In this regard, what appear to be the quintessential example of a set of norms and a residue of the modern ideology are the overwhelming diagrams proposed by the fascinating Architectural Graphic Standards (cf introduction cover page). Indeed, following the modern dream of an optimized built environment, those architectural documents consider a normative body –one could think of Le Corbusier’s Modulor- and advocate for an architecture that is perfectly adapted to this same body. This normative body is not an ideal body in the classical meaning of it (mostly based on aesthetic values) but can be considered as such, as it does not represent anybody’s body but rather constitutes an unreachable state of normality.
As we saw with the work of Arakawa and Madeline Gins (see my essay Architectures of Joy) , architecture can be considered within the time frame of human evolution and, this way, be designed in order to influence such evolution.
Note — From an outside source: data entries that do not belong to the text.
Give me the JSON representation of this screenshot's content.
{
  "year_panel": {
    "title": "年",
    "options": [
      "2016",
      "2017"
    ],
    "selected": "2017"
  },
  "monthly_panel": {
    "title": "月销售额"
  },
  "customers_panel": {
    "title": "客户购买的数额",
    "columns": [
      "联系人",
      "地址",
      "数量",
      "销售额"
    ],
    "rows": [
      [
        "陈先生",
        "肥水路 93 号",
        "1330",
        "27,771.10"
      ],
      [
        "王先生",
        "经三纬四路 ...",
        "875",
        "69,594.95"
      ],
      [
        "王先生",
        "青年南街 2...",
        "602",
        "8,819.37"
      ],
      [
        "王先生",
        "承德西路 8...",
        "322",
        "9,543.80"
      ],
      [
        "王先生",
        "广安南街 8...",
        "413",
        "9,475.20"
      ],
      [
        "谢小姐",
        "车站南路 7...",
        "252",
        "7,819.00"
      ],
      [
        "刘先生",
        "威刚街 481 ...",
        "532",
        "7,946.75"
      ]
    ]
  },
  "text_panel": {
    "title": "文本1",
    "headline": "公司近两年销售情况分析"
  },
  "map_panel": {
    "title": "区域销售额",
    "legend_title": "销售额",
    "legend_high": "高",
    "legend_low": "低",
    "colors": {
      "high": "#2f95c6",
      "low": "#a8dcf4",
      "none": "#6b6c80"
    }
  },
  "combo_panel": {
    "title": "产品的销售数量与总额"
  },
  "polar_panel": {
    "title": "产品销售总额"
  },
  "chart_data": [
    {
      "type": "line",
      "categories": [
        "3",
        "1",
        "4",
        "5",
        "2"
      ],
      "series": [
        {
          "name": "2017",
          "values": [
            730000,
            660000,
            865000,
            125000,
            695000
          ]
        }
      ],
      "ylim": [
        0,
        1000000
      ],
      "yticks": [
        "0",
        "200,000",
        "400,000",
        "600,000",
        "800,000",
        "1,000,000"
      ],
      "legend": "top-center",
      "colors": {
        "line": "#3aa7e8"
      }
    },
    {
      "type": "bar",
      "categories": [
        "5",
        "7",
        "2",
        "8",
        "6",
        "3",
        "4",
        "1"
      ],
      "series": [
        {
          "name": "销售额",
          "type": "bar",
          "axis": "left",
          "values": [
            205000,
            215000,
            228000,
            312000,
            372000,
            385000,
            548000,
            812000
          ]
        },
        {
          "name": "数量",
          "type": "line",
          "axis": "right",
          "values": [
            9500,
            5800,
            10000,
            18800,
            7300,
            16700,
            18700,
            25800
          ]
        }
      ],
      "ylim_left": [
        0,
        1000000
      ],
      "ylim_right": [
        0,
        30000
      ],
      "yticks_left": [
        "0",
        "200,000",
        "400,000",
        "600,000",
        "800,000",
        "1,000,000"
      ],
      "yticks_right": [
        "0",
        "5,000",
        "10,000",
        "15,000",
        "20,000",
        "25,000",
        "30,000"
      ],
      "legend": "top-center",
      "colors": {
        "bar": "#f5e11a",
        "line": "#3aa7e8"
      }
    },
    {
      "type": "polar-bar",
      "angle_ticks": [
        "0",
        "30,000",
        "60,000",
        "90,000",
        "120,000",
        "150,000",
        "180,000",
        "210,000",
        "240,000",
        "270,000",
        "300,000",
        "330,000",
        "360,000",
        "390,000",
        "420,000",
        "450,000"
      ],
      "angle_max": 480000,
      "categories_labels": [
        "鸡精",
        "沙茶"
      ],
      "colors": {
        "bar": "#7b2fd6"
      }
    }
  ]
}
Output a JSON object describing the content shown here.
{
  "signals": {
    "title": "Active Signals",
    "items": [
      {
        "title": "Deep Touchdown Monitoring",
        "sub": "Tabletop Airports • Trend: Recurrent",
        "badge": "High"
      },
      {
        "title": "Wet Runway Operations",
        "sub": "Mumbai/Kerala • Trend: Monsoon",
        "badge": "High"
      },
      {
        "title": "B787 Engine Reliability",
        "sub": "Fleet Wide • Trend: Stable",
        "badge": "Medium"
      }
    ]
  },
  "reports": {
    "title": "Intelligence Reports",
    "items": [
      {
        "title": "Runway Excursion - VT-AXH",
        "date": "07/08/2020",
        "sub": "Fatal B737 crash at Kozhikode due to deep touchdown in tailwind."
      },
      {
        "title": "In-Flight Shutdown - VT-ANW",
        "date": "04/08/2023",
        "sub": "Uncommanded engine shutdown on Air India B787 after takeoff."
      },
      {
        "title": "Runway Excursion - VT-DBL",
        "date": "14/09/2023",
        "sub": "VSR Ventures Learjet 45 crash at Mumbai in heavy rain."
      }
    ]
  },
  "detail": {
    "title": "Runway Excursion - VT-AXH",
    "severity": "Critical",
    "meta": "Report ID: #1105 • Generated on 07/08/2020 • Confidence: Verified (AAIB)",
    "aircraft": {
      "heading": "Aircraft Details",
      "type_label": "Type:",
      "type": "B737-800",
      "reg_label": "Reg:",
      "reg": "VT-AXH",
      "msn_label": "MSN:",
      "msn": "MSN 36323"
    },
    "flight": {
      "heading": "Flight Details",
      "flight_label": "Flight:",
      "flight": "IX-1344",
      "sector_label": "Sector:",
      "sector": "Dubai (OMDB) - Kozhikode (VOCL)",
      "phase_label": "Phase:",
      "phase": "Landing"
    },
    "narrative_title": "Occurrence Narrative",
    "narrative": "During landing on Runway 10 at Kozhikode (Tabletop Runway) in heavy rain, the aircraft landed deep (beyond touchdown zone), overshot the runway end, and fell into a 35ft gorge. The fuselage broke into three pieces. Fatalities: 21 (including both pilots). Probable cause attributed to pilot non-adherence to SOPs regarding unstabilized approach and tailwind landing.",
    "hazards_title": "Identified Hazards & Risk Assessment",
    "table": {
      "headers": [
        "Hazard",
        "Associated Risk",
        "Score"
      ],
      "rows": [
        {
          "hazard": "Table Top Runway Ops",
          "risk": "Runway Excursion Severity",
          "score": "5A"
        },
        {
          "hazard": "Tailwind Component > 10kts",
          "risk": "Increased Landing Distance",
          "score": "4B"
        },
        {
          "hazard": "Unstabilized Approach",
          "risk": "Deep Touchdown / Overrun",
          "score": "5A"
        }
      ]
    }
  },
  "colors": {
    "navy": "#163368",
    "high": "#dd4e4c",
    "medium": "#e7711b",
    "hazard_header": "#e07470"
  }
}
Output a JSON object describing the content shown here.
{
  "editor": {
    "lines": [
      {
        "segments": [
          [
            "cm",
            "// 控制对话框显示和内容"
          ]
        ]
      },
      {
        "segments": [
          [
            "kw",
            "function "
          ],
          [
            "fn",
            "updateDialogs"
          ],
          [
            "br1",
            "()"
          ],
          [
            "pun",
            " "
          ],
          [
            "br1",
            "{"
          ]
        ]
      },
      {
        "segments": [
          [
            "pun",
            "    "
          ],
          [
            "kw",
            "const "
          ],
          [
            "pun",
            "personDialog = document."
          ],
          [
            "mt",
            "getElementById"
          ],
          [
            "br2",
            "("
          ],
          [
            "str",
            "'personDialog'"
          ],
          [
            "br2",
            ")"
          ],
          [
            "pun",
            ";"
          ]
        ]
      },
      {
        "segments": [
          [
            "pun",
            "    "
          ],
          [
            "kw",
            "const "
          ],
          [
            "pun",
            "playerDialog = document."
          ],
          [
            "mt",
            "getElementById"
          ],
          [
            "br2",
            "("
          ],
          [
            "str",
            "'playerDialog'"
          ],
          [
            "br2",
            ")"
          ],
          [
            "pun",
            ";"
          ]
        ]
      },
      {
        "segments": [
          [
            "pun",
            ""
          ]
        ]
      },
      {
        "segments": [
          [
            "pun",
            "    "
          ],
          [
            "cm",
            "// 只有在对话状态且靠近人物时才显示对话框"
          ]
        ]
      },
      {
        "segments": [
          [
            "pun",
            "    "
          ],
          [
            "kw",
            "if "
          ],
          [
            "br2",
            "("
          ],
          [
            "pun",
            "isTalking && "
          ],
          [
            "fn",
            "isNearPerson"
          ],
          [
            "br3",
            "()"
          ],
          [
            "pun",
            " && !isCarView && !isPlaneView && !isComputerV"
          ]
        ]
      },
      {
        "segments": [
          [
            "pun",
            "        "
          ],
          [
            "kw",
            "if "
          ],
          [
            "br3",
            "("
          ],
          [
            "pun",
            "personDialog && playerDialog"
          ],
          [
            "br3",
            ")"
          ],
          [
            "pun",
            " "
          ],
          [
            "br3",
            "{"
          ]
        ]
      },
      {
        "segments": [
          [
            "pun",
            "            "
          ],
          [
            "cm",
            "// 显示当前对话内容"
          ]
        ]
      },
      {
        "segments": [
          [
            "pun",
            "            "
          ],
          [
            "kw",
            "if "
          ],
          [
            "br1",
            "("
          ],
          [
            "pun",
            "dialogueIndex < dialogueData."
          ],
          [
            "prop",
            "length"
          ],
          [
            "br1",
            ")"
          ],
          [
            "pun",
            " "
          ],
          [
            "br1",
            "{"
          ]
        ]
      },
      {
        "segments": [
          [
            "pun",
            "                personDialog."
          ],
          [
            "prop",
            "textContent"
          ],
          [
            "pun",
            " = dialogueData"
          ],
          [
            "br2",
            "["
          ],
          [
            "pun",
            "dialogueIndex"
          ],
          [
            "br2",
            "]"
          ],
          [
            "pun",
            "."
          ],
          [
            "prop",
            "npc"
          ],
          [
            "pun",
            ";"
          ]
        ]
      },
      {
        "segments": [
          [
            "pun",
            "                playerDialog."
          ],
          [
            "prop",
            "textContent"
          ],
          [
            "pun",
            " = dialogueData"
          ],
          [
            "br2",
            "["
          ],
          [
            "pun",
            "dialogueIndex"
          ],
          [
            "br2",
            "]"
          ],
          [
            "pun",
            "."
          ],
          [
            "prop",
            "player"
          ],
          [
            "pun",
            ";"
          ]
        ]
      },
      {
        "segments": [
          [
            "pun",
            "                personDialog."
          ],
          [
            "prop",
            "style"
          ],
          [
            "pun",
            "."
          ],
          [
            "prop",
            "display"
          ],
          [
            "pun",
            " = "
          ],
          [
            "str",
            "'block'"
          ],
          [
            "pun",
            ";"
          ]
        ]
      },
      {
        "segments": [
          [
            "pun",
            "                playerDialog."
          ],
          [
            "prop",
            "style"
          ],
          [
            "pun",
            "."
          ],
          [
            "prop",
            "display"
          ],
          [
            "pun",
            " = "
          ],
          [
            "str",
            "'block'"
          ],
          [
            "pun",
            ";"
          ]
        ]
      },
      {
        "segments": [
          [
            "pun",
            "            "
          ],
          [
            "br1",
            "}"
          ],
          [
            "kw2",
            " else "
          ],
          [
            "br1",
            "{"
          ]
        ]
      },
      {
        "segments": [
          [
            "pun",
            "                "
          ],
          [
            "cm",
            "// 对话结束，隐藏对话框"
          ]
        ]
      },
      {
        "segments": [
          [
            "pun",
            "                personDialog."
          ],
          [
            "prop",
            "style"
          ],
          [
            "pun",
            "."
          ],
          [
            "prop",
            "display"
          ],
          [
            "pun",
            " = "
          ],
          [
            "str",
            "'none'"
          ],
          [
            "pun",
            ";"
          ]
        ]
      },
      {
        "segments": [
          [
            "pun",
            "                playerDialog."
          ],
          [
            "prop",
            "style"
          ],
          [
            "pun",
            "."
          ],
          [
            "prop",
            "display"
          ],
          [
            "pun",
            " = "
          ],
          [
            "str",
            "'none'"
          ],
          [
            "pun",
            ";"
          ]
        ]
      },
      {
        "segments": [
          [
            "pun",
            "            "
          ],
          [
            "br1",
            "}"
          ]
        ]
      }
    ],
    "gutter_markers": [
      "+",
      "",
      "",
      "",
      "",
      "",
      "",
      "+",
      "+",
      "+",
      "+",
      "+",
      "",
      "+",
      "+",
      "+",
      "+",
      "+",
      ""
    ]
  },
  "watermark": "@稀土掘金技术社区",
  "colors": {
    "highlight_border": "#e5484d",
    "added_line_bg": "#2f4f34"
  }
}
The normative body of those diagrams constitute the exact opposite of Arakawa/Gins’ work that attempts to activate bodies in order to resist death. In fact, the normative ideology by choosing an oxymoronic normal ideal body as a model, refuse the very idea of the human evolution. This denial organizes a violence effectuated on the body as it makes it interact with an environment that forces it to remain the same. Such a normative environment also implies a normative behavior that implies a set of pre-defined activities relatively to each space and furniture.
One can dream (I do !) of a re-interpretation of those diagrams subverted by various activities and bodies that were not thought about by those normative documents (the coitus seems to be a good way to start them for example !).

The following documents and the first image are all extracted from the Architectural Graphic Standards. Hoboken: Wiley, 2000.